# Entries from a dataset of interfaces
*-*-*

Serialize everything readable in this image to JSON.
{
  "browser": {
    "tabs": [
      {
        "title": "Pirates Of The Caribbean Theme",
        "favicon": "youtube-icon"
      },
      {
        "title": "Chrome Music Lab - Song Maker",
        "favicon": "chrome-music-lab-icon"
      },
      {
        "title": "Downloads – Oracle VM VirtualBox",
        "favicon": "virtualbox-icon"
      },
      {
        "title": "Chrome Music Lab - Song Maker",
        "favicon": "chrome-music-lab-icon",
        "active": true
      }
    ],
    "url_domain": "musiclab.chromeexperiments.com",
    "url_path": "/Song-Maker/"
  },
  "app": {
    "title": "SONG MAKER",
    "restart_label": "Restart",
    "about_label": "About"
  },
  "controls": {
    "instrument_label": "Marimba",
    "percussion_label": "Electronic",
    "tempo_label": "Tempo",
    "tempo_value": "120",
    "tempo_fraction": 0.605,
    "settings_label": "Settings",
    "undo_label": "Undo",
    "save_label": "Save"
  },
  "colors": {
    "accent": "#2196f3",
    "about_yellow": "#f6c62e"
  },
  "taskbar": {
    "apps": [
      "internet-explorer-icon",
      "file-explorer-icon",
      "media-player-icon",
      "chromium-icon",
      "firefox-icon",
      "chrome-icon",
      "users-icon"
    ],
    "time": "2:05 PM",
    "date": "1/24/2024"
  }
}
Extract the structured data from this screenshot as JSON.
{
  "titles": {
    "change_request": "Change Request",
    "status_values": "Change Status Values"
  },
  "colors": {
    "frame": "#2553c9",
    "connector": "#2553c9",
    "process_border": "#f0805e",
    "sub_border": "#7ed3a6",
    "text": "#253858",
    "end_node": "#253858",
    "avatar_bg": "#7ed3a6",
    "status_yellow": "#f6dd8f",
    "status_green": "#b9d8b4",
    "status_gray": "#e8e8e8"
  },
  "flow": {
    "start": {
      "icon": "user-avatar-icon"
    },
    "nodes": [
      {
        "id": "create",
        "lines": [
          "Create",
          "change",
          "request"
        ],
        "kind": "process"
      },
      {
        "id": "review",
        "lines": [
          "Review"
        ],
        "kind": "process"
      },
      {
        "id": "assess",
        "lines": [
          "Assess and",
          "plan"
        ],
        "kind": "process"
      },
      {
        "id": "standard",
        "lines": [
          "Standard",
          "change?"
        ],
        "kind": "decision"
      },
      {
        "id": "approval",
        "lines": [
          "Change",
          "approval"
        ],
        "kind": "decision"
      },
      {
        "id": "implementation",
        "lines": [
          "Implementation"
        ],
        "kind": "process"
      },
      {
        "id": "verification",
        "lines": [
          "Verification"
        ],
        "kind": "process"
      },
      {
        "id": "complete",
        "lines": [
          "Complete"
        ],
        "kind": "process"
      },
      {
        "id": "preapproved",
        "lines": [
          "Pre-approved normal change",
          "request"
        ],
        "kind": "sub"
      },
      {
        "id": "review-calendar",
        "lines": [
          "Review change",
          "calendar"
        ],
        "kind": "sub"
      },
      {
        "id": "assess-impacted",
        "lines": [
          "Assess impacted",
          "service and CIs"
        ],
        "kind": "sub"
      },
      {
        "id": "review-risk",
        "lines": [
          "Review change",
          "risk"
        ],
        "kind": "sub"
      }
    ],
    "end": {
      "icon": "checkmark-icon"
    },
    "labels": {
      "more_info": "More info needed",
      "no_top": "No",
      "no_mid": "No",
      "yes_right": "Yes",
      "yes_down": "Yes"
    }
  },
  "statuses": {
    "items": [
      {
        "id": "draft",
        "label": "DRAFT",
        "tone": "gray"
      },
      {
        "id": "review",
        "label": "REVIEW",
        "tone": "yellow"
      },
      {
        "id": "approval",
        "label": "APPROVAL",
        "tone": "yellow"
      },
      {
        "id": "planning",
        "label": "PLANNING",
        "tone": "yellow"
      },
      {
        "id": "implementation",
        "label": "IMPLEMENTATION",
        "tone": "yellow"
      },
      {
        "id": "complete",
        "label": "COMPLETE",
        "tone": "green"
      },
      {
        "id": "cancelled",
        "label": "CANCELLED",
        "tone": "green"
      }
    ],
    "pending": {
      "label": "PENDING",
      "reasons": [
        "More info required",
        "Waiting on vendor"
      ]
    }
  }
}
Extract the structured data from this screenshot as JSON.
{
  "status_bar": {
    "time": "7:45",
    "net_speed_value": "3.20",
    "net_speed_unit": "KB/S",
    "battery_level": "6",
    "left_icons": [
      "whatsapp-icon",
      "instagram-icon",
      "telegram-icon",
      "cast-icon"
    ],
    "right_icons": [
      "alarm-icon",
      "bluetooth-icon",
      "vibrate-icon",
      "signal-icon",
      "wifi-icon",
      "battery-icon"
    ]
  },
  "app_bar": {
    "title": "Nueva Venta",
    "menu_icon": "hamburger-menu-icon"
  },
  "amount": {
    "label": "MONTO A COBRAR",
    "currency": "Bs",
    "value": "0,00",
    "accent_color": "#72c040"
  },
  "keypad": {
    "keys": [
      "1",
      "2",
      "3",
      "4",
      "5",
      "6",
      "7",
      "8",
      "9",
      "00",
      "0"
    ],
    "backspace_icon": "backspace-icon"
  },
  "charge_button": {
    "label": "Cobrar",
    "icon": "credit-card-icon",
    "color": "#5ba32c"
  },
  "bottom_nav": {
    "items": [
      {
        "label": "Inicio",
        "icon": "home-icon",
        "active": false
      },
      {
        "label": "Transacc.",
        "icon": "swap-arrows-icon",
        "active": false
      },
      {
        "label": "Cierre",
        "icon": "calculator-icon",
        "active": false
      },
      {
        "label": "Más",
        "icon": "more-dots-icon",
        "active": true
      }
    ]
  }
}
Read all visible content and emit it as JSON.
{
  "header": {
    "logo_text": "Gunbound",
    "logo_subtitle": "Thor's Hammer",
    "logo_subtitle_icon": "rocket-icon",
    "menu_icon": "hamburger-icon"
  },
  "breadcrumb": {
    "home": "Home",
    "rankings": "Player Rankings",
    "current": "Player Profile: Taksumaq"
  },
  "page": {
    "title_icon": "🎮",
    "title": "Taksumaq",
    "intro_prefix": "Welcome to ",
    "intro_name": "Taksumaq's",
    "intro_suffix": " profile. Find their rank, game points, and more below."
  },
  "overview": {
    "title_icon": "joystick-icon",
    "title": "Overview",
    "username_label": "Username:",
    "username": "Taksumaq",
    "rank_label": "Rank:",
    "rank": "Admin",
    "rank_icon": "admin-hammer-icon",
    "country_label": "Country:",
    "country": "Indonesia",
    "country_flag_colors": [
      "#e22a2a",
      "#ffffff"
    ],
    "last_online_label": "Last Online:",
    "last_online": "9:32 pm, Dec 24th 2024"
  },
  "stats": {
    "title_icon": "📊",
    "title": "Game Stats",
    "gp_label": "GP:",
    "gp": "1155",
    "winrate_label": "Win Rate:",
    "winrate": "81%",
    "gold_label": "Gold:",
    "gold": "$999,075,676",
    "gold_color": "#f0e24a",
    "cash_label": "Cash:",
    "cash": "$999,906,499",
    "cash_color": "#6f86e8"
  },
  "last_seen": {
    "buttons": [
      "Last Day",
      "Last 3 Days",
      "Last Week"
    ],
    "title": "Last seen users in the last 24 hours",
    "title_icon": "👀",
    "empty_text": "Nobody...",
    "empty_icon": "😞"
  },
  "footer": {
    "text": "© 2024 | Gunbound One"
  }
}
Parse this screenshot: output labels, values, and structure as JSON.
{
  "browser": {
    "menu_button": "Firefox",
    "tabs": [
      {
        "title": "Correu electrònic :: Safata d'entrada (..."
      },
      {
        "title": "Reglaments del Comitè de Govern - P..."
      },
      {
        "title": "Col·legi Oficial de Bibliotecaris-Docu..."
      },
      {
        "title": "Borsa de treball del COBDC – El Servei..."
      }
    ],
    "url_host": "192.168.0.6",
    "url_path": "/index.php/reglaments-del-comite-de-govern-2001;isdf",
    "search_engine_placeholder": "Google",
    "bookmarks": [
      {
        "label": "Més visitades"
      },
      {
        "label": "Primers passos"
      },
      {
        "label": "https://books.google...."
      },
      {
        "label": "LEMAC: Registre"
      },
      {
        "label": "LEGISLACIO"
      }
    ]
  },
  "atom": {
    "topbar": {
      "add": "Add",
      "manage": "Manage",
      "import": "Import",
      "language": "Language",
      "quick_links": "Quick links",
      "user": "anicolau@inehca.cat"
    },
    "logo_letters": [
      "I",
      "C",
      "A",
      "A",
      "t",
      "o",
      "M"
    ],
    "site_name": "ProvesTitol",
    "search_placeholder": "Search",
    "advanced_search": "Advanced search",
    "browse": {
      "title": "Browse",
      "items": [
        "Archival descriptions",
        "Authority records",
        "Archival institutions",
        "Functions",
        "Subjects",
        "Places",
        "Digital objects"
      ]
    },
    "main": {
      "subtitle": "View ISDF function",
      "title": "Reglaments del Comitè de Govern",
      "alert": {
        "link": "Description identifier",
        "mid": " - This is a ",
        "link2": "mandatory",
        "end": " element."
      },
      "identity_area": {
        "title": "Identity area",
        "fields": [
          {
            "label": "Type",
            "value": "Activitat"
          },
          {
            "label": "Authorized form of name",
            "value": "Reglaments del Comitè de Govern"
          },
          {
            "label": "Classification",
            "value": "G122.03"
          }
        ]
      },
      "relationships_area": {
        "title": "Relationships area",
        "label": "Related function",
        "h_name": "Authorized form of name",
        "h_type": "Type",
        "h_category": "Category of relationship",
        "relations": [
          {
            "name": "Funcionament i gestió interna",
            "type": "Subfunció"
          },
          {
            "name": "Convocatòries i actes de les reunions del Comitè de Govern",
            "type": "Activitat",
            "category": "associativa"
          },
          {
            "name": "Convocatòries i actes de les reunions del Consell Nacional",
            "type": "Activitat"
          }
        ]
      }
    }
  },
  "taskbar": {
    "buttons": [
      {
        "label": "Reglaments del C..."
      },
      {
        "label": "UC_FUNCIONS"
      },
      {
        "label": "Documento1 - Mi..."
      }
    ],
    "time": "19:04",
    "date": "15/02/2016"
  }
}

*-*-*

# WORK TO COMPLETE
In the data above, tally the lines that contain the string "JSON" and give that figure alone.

# TASK ANSWER
5